“Don’t listen to anything, Geraldine,” he begged her. “They will nearly all be saved. Can’t you hear the sirens already? There are plenty of ships coming up. Remember, we can’t go down so long as we keep hold here.”
“But you’ve no lifebelt on,” she faltered.
“I don’t need it,” he assured her. “I can keep afloat perfectly well. You’re not cold?”
“No,” she gasped, “but I feel so low down. The sky seems suddenly further away. Oh, if some one would come!”
There were sirens now, and plenty of them, close at hand. Out of the mist they saw a great black hull looming.
“They’re here all right!” he cried. “Courage, Geraldine! It’s only another five minutes.”
Thirty miles an hour into a fog of mist, with the spray falling like a fountain and the hiss of the seawater like devil’s music in their ears. Then the haze lifted like the curtain before the stage of a theatre, and rolled away into the dim distance. An officer stood by Conyers’ side.
“Hospital ship Princess Hilda just torpedoed by a submarine, sir. They’re picking up the survivors already. We’re right into ’em sir.”
Even as he spoke, the moonlight shone down. There were two trawlers and a patrol boat in sight, and twenty or thirty boats rowing to the scene of the disaster. Suddenly there was a shout.
“Submarine on the port bow!”

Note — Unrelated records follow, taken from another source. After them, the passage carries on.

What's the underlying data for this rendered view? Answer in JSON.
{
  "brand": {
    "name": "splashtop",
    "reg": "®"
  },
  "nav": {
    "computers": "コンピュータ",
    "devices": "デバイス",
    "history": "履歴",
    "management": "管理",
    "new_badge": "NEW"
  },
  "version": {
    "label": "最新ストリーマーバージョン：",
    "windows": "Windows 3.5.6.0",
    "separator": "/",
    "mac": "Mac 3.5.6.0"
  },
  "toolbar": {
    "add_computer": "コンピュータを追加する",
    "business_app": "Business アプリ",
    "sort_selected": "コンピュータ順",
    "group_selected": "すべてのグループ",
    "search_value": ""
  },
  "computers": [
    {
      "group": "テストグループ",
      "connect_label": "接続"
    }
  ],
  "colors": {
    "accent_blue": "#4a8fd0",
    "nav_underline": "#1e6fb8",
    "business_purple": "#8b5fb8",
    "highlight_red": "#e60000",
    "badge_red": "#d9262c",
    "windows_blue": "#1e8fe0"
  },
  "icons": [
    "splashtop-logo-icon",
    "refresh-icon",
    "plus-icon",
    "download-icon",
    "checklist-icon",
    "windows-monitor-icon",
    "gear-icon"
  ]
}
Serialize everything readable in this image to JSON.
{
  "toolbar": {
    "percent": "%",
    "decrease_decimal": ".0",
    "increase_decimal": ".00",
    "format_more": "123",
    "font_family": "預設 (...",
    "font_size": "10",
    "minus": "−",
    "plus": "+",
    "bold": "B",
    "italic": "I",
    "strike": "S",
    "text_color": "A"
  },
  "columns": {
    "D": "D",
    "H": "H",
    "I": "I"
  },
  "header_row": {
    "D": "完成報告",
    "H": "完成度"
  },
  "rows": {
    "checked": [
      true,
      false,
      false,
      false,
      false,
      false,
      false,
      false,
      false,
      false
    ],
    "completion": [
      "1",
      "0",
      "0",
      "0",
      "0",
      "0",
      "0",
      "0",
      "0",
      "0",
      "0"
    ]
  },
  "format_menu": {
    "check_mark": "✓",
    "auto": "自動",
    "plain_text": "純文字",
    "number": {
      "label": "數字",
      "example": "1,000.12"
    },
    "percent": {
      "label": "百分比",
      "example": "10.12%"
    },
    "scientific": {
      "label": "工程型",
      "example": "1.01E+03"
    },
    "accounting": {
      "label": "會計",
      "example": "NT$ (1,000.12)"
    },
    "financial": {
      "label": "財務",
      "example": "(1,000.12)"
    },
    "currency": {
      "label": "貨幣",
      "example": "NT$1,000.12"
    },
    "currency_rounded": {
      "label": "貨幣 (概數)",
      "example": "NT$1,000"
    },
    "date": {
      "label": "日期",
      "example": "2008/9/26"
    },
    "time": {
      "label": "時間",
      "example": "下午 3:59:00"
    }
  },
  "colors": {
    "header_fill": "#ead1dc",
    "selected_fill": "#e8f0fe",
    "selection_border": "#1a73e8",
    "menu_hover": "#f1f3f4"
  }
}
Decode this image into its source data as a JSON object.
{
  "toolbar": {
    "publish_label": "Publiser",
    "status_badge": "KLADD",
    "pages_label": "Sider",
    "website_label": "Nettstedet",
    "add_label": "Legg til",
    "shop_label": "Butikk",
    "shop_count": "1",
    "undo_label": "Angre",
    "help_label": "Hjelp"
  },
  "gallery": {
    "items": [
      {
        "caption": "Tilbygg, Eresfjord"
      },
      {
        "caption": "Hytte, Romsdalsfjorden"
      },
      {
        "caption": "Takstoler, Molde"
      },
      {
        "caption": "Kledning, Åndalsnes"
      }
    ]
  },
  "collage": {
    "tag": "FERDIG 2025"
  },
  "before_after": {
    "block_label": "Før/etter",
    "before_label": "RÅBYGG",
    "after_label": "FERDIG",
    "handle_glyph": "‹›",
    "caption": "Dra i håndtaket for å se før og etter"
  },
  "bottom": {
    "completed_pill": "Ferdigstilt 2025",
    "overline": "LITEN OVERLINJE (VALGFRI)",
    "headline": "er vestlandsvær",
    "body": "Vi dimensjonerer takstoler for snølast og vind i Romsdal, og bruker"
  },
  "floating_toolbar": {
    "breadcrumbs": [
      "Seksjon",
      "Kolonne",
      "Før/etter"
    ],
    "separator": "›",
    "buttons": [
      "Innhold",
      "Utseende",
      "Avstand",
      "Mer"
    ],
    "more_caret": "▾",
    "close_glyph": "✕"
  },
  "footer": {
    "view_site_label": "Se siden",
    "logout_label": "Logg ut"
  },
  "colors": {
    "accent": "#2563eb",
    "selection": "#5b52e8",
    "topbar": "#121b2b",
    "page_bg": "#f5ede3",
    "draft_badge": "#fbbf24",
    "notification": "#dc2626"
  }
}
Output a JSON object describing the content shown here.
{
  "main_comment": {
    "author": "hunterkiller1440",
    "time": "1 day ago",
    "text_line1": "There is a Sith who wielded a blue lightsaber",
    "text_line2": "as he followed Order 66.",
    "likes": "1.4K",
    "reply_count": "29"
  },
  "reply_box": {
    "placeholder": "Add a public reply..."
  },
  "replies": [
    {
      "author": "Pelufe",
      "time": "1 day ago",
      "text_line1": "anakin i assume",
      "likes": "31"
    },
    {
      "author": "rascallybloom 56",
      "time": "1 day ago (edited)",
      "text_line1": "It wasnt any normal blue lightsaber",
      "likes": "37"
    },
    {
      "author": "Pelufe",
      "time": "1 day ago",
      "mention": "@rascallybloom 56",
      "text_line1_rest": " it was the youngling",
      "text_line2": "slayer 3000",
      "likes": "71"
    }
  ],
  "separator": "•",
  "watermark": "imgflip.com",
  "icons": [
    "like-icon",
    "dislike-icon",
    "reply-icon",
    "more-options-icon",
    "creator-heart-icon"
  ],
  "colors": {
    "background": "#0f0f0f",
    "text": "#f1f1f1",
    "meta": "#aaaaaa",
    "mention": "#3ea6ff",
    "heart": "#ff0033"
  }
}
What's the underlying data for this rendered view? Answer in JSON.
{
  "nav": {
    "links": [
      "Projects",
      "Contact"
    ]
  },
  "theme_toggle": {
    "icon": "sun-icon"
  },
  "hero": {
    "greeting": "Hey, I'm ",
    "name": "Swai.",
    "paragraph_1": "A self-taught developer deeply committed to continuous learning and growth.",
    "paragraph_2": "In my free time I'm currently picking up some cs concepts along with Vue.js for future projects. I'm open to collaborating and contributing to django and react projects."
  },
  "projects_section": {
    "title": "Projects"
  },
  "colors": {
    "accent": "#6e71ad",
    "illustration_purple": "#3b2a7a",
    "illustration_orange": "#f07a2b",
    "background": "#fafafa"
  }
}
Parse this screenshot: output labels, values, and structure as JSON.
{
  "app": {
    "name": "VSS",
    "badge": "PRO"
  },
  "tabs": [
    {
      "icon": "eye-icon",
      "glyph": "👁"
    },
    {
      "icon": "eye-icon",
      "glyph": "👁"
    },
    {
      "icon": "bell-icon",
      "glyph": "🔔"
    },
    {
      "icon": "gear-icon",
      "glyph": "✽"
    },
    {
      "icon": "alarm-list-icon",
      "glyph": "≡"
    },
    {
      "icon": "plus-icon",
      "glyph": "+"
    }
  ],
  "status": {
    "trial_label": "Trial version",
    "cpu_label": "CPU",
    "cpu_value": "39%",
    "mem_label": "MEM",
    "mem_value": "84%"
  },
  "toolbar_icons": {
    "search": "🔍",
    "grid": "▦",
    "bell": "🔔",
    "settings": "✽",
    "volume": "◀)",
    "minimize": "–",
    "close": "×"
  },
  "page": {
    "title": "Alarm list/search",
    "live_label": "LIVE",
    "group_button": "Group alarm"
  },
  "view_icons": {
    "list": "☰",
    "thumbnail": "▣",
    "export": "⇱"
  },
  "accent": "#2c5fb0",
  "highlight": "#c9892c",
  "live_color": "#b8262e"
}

They swung around. The sea seemed churned into a mass of soapy foam. Conyers gripped the rail in front of him. The orders had scarcely left his lips before the guns were thundering out. The covered-in structure on the lower deck blazed with an unexpected light. The gun below swung slowly downwards, moved by some unseen instrument. Columns of spray leapt into the air, the roar of the guns was deafening. Then there was another shout—a hoarse yell of excitement. Barely a hundred yards away, the submarine, wobbling strangely, appeared on the surface. An officer in the stern held up the white flag.
“We are sinking!” he shouted. “We surrender!”
For a single second Conyers hesitated. Then he looked downwards. The corpse of a woman went floating by; a child, tied on to a table, was bobbing against the side. The red fires flashed before his eyes; the thunder of his voice broke the momentary stillness. In obedience to his command, the guns belched out a level line of flame,—there was nothing more left of the submarine, or of the men clinging on to it like flies. Conyers watched them disappear without the slightest change of expression.
“Hell’s the only place for them!” he muttered. “Send out the boats, Johnson, and cruise around. There may be something else left to be picked up.”
The word of command was passed forward and immediately a boat was lowered.
“A man and a woman clinging to a table, sir,” an officer reported to Conyers. “We’re bringing them on board.”